A single roomed building measureing 12.0m x 12.0m x 2.5m is maintained throughout the day at a temperature of between 18-23°C. Each wall is to be constructed from 2 layers of common brick, an internal particle board and a layer of insulation. The building is heated using standard space heaters that will run on natural gas. The gas currently costs 7p/kWh and is burnt at an efficiency of 70%. During heating calculations it is assumed that the same thickness of insulation is applied to floor, wall and roof and that mineral wool at a current price of £55/m3 is utilised. Calculate the the optimum thickness for insulation over a 12 months period.

2. Relevant equations

q = ΔT/∑Rth
therefore: q with insulation/q without insulation = 0.3 = ∑Rth (with)/∑Rth (without)
Thermal resistance Rth = Δx/k

3. The attempt at a solution

So far I've assumed that due to it being over 12 months, there will be a change in outside temperature during the different seasons. Also assumed that there is no air gap between the wall. The k values I have found so far are: brick = 0.7, particle board = 0.15 and k for wool is 0.04, so I can calculate the Thermal resistance and heat loss.
R wool = L/kA = x/0.4*1 = x/0.4 °C/W
R brick = L/kA = 0.1/0.7*1 = 1.429*2 = 0.2858 °C/W
R P.board = L/kA = 0.01/0.15*1 = 0.067 °C/W

I just need help in finding the equation for calculating Energy cost.

Last edited: Jul 15, 2014
2. Jul 16, 2014

### CWatters

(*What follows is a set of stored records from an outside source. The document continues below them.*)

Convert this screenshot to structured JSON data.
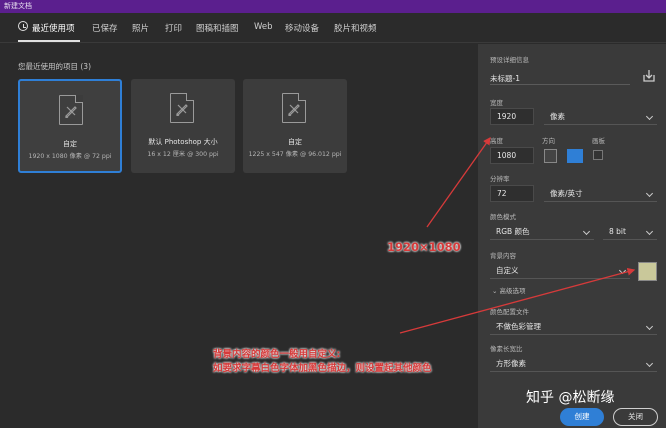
{
  "window": {
    "title": "新建文档"
  },
  "tabs": [
    "最近使用项",
    "已保存",
    "照片",
    "打印",
    "图稿和插图",
    "Web",
    "移动设备",
    "胶片和视频"
  ],
  "recent": {
    "title": "您最近使用的项目 (3)",
    "items": [
      {
        "name": "自定",
        "sub": "1920 x 1080 像素 @ 72 ppi"
      },
      {
        "name": "默认 Photoshop 大小",
        "sub": "16 x 12 厘米 @ 300 ppi"
      },
      {
        "name": "自定",
        "sub": "1225 x 547 像素 @ 96.012 ppi"
      }
    ]
  },
  "preset": {
    "section_label": "预设详细信息",
    "doc_name": "未标题-1",
    "width_label": "宽度",
    "width": "1920",
    "width_unit": "像素",
    "height_label": "高度",
    "height": "1080",
    "orientation_label": "方向",
    "artboard_label": "画板",
    "resolution_label": "分辨率",
    "resolution": "72",
    "resolution_unit": "像素/英寸",
    "color_mode_label": "颜色模式",
    "color_mode": "RGB 颜色",
    "bit_depth": "8 bit",
    "bg_label": "背景内容",
    "bg": "自定义",
    "bg_color": "#c9c89a",
    "advanced": "高级选项",
    "profile_label": "颜色配置文件",
    "profile": "不做色彩管理",
    "aspect_label": "像素长宽比",
    "aspect": "方形像素",
    "create": "创建",
    "close": "关闭"
  },
  "annotations": {
    "size_note": "1920×1080",
    "bg_note_1": "背景内容的颜色一般用自定义:",
    "bg_note_2": "如要求字幕白色字体加黑色描边，则设置起其他颜色",
    "arrow_color": "#d63a3a"
  },
  "watermark": "知乎 @松断缘"
}
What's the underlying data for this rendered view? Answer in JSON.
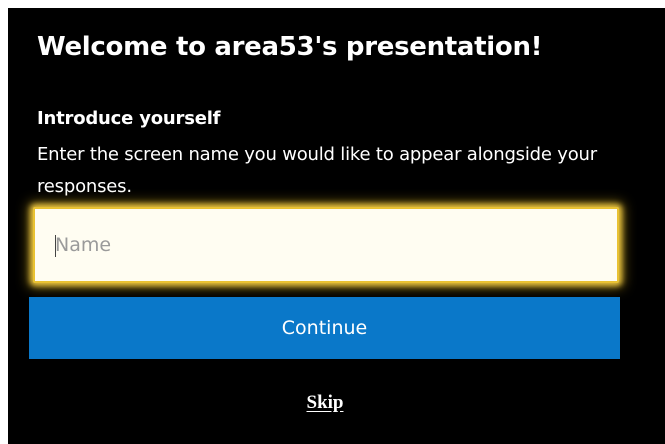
{
  "dialog": {
    "title": "Welcome to area53's presentation!",
    "subtitle": "Introduce yourself",
    "description": "Enter the screen name you would like to appear alongside your responses.",
    "name_input": {
      "value": "",
      "placeholder": "Name"
    },
    "continue_label": "Continue",
    "skip_label": "Skip"
  },
  "colors": {
    "background": "#000000",
    "text": "#ffffff",
    "button": "#0a78c9",
    "focus_glow": "#e9c233"
  }
}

In order to maintain a constant temperature the energy supplied by the heating must equal the heat loss through the structure. So calculate the energy loss over a year in Joules. The same amount of energy must be delivered by the gas heating.

Because the heating is not 100% efficient more energy must be supplied from the gas main than calculated above so do that calculation.

Once you have a figure for the total energy needed (in Joules) remember that:

1 Watt = 1 Joule per second
or
1 Joule = 1 Watt for 1 second

You have been provided a cost figure of 7p/kWh so a bit more work is needed to arrive at the total cost in pence.

3. Jul 19, 2014

### RTW69

You will also need to know something about the outdoor temperatures where the building is located. An average winter outdoor temperature is a start but not very accurate, average temperature by month would be better, heating degree days are also used, bin data is also used.

Know someone interested in this topic? Share this thread via Reddit, Google+, Twitter, or Facebook

Have something to add?
Draft saved Draft deleted